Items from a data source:

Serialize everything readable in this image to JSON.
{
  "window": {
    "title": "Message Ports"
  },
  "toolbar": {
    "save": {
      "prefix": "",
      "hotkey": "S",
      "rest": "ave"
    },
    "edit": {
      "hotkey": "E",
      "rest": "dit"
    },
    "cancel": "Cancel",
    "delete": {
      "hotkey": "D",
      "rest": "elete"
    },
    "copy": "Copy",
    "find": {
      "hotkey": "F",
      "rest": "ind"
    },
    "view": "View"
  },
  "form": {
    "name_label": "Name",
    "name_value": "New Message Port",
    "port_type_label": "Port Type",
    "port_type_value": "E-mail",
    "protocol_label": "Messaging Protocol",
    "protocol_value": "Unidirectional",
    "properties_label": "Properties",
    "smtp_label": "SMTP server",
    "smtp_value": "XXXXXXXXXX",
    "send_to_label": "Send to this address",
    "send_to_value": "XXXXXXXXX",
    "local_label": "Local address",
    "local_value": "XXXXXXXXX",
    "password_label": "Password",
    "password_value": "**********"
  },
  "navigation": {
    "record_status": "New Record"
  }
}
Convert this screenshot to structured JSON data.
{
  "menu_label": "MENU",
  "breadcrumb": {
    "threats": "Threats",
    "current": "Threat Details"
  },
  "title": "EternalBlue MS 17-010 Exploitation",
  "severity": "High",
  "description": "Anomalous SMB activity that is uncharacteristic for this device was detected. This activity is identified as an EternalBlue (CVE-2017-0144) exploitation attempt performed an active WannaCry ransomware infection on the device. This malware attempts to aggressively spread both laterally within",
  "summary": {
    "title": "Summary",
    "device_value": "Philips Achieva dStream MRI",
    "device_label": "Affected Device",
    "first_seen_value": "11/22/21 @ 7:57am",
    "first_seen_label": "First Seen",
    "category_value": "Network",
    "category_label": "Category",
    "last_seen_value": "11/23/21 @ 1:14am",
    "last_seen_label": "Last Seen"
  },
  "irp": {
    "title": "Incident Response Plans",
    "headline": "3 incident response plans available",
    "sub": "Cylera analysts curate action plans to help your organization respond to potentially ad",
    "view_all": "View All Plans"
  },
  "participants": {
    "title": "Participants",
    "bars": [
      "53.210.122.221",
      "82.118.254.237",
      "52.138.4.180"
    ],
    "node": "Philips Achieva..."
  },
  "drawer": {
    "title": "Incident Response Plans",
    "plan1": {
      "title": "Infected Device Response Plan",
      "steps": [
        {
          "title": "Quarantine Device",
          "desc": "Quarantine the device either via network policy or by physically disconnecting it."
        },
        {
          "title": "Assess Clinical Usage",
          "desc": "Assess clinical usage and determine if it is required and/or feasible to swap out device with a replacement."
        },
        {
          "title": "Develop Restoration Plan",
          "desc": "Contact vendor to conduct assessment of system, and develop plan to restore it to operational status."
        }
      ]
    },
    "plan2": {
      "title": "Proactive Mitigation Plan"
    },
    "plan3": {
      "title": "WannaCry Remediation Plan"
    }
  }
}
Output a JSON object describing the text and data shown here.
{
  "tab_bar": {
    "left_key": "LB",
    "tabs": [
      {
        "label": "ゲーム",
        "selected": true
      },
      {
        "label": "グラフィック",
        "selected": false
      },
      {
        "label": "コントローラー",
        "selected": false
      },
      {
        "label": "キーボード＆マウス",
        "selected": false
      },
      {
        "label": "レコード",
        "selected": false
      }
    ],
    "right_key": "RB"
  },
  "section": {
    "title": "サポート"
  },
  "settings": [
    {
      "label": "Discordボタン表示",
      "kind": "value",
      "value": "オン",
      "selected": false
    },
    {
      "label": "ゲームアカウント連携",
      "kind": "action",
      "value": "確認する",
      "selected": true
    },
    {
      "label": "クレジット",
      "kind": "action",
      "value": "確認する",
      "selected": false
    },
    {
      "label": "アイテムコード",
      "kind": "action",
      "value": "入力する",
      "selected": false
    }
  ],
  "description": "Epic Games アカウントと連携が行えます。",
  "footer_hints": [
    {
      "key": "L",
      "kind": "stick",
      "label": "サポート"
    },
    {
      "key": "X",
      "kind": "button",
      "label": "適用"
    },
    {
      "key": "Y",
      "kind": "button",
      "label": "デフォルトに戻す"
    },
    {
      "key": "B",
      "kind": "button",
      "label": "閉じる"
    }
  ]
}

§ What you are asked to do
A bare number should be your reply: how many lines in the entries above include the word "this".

§ Task solution
4